The built environment makes a positive contribution to many areas of our social lives with employment, education and health contributing to our general well being. It also forms a vital part of a healthy economy by giving us the logistical infrastructure for us to maintain a well defined and structured social and economic community.
There are however, many consequences from our desire to create within this built environment, many of which are currently unavoidable with no solution currently in sight. The very nature by which we produce concrete for example, a fundamental ingredient to the built environment infrastructure, results in huge quantities of CO2 emissions. Steel manufacture requires immense energy reserves to maintain production. Hydroelectricity makes unprecedented demands on the natural flora and fauna we all aspire to.
The figures speak for themselves. According to the International Energy Agency, the construction industry is responsible for 36% of worldwide energy usage and 40% of CO2 emissions.

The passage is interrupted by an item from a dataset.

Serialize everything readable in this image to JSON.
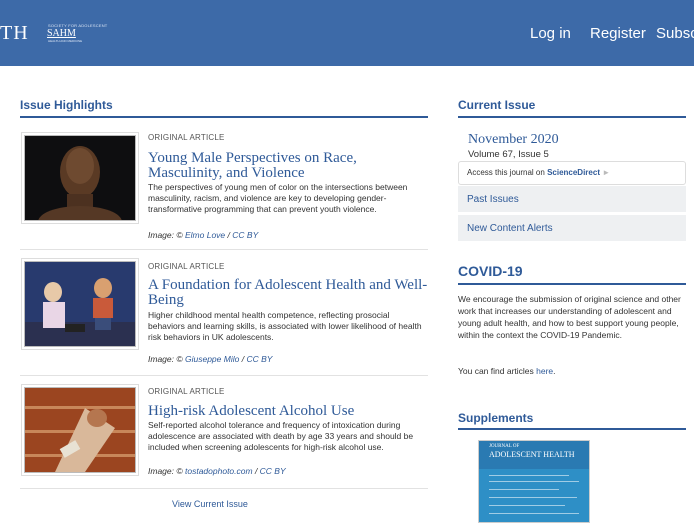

So if we cannot, for the foreseeable future, resolve the environmental consequences of construction, is there a way to mitigate these effects and limit the downside of moulding the environment to our bidding?
Most large construction companies realise they cannot carry on as before and are endeavouring to moderate their environmental influence. The majority now publish Sustainability Policies on their websites and prospectuses. According to G4 Sustainability Reporting Guidelines, these policies must commit to the following standards:
Without an alternative to current practices, the best to which we can aspire is assuaging the damage created by current practices, reducing their impact on the natural world, industrial economic viability and the eventual impact on the community.
A new and groundbreaking technology-rich consultancy from MINOTRO has launched a revolution in the lean project control of enterprise construction. Minotro helps enterprise construction companies go further, mitigating construction impact in three key areas:
It's patently clear that the construction industry has no real chance of digital alignment. It's way to fluid compared to something like manufacturing, and is at the mercy of Mother Earth, and her frequent mood swings. So every project is quite specific, and there are a multitude of disciplines for different project types. Oil, gas, mining, infrastructure, retail, transport, housing et al. Scheduling and resource planning is one thing, although not one project has ever matched the plan in the history of construction. But knowing what you need to do NOW makes a huge difference.
This is where Minotro connects the dots between the field, the project control, financial control, and the project owner. Transparency, accuracy, prediction, etc, and it takes five minutes to understand how to understand it and how to use it.'